▶ **Work instruction**: Below are entries; work out how many of their lines hold "Scrivi", giving only that number.

[Data excerpts]
- - -

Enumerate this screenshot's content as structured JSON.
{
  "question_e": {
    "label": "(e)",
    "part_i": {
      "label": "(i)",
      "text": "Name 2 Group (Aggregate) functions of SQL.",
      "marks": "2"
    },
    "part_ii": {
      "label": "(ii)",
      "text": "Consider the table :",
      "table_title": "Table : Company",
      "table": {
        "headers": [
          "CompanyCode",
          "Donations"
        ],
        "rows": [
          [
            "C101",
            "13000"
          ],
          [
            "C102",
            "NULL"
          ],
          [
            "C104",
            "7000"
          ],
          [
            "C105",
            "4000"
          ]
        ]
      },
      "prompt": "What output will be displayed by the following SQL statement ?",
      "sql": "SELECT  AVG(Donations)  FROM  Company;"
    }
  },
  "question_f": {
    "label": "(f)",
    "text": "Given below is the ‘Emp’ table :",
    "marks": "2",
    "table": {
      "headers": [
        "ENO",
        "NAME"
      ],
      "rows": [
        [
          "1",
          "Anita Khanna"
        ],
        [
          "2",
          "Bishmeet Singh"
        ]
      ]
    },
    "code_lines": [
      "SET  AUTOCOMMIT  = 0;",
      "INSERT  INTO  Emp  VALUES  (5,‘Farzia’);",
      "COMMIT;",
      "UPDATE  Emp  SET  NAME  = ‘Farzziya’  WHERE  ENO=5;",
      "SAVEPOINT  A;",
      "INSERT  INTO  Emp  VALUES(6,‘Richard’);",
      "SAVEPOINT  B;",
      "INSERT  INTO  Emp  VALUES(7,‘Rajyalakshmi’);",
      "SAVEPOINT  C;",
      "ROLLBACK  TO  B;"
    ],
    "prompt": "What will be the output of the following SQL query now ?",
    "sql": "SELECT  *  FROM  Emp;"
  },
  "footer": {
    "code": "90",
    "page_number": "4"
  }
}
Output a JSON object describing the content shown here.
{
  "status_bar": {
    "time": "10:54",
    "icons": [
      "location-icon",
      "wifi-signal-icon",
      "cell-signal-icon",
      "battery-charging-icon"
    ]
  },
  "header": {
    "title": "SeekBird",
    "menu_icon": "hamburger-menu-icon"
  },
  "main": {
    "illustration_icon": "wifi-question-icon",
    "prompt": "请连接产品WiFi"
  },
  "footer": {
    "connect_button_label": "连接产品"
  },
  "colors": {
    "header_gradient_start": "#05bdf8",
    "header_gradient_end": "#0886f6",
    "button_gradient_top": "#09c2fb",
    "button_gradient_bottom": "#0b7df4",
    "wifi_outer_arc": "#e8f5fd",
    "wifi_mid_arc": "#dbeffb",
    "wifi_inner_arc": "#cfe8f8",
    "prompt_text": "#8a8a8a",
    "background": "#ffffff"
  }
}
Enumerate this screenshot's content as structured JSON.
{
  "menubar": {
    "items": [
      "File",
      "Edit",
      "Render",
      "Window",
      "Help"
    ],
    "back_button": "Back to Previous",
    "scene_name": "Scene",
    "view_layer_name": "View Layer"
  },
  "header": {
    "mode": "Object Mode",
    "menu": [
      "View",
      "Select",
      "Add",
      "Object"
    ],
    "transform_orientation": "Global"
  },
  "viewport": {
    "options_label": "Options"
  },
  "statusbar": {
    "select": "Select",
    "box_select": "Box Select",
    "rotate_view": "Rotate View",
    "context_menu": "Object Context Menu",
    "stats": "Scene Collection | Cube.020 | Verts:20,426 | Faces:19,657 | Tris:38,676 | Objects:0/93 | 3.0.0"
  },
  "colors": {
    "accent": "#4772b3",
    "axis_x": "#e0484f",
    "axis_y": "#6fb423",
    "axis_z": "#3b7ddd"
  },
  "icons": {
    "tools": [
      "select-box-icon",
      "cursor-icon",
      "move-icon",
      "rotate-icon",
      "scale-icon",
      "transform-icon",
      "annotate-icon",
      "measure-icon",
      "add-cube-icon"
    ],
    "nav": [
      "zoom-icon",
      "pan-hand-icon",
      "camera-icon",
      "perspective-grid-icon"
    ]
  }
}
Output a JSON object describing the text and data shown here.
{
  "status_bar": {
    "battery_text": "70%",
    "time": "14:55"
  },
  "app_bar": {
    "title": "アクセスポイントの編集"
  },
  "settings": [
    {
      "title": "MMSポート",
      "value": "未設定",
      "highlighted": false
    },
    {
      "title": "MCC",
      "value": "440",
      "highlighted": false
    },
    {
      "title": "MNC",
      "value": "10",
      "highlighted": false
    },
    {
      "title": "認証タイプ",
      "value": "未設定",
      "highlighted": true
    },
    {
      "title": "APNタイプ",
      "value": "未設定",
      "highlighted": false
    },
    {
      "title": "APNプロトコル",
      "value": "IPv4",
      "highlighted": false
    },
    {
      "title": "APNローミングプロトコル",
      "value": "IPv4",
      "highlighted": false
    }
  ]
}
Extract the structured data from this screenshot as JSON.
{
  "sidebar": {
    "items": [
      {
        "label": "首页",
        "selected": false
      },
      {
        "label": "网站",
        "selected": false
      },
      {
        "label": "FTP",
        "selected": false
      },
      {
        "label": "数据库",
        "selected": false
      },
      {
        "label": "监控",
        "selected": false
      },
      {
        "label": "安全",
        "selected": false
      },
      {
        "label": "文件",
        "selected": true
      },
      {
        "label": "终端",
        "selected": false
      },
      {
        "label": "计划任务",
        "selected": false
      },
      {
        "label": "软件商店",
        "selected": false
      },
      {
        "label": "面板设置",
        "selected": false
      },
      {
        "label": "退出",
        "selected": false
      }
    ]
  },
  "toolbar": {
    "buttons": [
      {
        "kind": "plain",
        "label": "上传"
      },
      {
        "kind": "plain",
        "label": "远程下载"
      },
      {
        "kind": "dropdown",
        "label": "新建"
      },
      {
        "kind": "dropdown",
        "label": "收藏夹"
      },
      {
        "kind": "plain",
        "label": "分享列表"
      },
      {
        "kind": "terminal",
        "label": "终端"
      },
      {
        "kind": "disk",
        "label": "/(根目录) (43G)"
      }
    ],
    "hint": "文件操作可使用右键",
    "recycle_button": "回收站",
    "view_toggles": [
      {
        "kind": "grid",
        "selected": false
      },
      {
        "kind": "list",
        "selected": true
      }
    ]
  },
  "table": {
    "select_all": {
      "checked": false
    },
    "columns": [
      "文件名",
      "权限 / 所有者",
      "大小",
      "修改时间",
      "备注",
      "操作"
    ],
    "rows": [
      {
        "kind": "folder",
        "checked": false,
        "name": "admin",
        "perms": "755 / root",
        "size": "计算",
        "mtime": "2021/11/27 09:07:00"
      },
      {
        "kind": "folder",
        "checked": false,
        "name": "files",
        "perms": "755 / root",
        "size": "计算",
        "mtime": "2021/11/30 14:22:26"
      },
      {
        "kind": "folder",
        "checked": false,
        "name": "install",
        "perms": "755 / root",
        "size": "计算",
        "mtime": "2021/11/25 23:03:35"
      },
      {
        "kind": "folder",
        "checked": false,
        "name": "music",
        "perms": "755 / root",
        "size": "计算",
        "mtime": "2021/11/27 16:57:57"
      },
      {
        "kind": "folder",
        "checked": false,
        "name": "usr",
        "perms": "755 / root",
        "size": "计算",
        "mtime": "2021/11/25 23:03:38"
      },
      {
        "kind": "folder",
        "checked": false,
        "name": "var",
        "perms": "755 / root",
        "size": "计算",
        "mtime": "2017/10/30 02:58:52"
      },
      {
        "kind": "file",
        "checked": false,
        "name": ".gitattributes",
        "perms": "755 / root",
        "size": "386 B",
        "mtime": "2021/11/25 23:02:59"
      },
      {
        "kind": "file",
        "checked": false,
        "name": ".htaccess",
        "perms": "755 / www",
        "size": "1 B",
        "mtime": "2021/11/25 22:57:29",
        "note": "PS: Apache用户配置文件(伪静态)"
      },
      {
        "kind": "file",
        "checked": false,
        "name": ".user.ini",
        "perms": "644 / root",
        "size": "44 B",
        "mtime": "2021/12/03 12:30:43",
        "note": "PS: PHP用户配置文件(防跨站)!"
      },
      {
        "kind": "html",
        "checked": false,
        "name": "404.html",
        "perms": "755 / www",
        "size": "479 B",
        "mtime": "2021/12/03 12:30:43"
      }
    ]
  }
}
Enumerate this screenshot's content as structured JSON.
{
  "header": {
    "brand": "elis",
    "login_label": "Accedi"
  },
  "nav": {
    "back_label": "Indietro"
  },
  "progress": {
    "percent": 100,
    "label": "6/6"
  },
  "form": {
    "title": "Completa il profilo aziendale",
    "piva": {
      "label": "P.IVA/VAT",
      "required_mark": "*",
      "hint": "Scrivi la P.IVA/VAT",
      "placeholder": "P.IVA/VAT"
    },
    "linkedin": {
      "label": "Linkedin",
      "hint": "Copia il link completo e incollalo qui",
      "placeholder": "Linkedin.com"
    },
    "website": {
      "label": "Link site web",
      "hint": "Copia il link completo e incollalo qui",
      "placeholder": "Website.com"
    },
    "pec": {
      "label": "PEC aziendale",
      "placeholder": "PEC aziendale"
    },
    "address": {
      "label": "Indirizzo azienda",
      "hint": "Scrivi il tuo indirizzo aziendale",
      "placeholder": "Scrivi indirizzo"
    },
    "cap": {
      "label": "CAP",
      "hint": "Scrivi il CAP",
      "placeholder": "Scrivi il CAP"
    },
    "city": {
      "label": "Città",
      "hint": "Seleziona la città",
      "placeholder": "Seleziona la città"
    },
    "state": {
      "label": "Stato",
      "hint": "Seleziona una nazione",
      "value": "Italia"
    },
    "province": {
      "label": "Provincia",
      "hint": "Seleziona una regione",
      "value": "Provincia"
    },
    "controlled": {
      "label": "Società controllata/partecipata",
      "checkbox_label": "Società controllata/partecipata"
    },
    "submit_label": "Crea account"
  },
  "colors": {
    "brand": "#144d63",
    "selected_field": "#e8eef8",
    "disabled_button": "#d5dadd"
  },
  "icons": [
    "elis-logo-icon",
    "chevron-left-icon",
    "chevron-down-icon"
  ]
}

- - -

▶ **Task output**: 5